Block Island students see Washington 'Close Up'
Last week six Block Island School students traveled to Washington, D.C. with history teacher Shannon Booth to explore how democracy and government functions in the United States as part of the Close Up Program. Close Up is a nonprofit organization with the mission to “inform, inspire, and empower students to exercise the rights and accept the responsibilities of citizens in a democracy.”
Alongside 146 other students representing 13 states, and including four other Rhode Island students who accompanied them on the trip, Alex Brady, Grace O’Neill, James McNerny, Griffen Hall, Thea Monje and Tadhg O’Neill engaged in a detailed study of government led by Close Up and its staff.
Participants enjoyed four days full of onsite visits, workshops, seminars, museums, and debates. They visited the memorials of numerous historical figures, including Franklin Roosevelt, Thomas Jefferson, Martin Luther King, and Abraham Lincoln. They also visited the WWII, Vietnam, and Korean War memorials, and some students were able to chat with visiting veterans. And, of course, they didn’t miss all the iconic must-sees of DC, such as the White House, the Washington Monument, and all of Capitol Hill, including a tour of the House of Representatives Gallery.
Throughout the week students also made frequent museum stops, visiting renowned institutions such as the Smithsonian Air and Space Museum, the National Museum of the American Indian, the Holocaust Museum, and the Smithsonian Museum of American History. When they weren’t touring the city with instructors, they were given time to themselves to explore areas such as Georgetown and Dupont Circle, to delve into the neighborhoods and take in the atmosphere (and visit lots and lots of cupcake shops…). They were also a part of three seminars, one on drug policy and the war on drugs in America, a second with the American Red Cross where they were informed about the reality of child soldiers in the world, and the third with Felicia Sonmez, a political reporter for the Washington Post.
Back at the hotel, students participated in a “Capitol Hill Simulation” as a mock congress, and discussed bills that are currently being examined in Congress. Close Up also hosted a “Domestic Issues Debate,” where a liberal and a conservative volunteered to face off as students asked questions concerning issues they find critical. In smaller workshops, students also discussed the fundamentals of government and democracy, stated opinions on certain issues, and formed ties with other students.
The Rhode Island students were given the opportunity to head up to The Hill and sit down with senators Jack Reed, Sheldon Whitehouse, and a representative of James Langevin to ask questions about issues facing Rhode Island, the federal government, and bills currently being debated in congress. Questions included the prospect of wind farms being placed off Block Island’s coast, problems in the Rhode Island school system, and their stances on gay marriage, gun control, abortion, and marijuana legalization.
On the first day, students were asked to rate themselves on a scale of one to ten on how much political efficacy they felt they had, and most ranked themselves between a 10 and a 4. However, when asked on the last day, the numbers had jumped to a range between 5 and 10.

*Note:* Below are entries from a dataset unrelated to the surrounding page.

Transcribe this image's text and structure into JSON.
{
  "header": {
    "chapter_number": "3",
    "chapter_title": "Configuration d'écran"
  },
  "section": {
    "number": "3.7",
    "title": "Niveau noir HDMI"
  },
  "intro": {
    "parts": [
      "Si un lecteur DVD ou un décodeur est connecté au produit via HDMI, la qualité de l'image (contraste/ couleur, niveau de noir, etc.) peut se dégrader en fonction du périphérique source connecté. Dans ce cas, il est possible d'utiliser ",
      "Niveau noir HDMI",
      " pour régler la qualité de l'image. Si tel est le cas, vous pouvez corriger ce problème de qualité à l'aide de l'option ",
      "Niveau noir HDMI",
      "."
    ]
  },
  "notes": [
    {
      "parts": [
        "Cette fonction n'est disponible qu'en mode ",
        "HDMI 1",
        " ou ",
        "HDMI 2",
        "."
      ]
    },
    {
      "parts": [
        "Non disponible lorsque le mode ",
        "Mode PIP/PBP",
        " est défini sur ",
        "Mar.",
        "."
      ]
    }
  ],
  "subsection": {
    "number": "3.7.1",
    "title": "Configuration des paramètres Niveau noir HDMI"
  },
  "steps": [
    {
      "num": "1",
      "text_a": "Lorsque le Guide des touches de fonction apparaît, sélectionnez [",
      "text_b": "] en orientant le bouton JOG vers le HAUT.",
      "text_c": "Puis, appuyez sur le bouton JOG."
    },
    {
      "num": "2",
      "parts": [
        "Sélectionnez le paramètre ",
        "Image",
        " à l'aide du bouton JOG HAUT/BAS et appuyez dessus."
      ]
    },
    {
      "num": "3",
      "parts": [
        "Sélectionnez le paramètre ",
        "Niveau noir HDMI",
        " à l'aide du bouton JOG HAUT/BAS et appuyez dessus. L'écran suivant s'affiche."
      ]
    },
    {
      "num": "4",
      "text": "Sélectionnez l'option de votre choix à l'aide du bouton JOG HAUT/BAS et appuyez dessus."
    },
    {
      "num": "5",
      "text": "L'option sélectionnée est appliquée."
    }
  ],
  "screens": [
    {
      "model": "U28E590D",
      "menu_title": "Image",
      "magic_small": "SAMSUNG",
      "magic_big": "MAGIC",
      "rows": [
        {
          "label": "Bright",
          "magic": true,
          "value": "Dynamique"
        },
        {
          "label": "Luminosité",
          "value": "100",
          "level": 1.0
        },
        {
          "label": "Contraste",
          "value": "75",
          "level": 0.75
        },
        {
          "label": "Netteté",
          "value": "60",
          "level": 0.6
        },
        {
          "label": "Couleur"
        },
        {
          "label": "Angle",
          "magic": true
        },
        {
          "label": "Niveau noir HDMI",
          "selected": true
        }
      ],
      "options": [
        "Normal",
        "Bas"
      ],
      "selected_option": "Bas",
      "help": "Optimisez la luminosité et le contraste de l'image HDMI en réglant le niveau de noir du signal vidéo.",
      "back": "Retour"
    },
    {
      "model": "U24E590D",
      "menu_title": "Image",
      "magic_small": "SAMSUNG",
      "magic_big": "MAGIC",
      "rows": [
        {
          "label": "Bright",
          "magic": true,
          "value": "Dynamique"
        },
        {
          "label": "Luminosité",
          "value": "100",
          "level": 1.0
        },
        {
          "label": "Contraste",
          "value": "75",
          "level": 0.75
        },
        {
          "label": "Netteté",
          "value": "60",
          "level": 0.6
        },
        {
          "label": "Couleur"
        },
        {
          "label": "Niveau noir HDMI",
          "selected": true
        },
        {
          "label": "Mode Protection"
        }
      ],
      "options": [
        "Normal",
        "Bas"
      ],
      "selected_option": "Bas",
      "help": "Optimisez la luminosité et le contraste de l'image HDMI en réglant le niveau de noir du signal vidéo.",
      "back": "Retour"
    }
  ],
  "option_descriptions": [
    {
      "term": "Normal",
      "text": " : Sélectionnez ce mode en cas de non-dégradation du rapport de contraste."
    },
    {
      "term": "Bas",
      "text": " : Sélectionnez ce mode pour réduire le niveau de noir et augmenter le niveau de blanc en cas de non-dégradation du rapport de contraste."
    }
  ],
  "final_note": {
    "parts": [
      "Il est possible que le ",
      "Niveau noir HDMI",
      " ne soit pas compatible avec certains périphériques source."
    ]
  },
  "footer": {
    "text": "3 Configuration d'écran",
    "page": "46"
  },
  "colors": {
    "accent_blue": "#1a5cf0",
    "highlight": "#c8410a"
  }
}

When asked about their experience with Close Up, students from all states seemed to have only positive feedback.
“I feel as though most kids my age don’t think they can have any influence on what happens in a democracy. Many kids didn’t know the difference between liberals and conservatives, or democrats and republicans when we arrived in D.C. Close Up efficiently and productively informed me about how to become an involved member of our democracy. Aside from the political aspect of the trip, I also met dozens of incredible people from all ethnicities, backgrounds, and states, some as far reaching as California, Washington, and Nebraska.” – Grace O’Neill, 17
“This trip was a life-changing experience and I feel as though it made me grow as an individual. It changed my perspective not only on my government, but also about kids from around the country. I didn’t realize how much in common I have with kids from California, Nebraska, Ohio, Washington, and numerous other states. And I also got to see what’s different about our lifestyles and where we live. I made so many new friends whom I will definitely be keeping in touch with.” – Alex Brady, 16
“I found Close Up to be an experience that assisted me in learning about our country’s past and present, but in particular, the steps that my peers and I can take in creating a successful future for the United States. The program also allowed for a massive amount of cultural infusion. The students that went to D.C. for Close Up hailed from all over the country. And after spending just a week with them, we learned so much about different ways of life in places like Wisconsin, Nebraska, and California. Despite our different backgrounds, Close Up did a fantastic job of educating us about how the voice of every single U.S. citizen can make a difference in this country.” – Thea Monje, 15
“I learned that you really don’t need more than one person to make a difference in America.” – Tyrone, 16, Woonsocket, R.I
On behalf of all the Block Island School students who were involved with this year’s Close Up, we would like to thank everyone who contributed to our trip and gave us this incredible opportunity.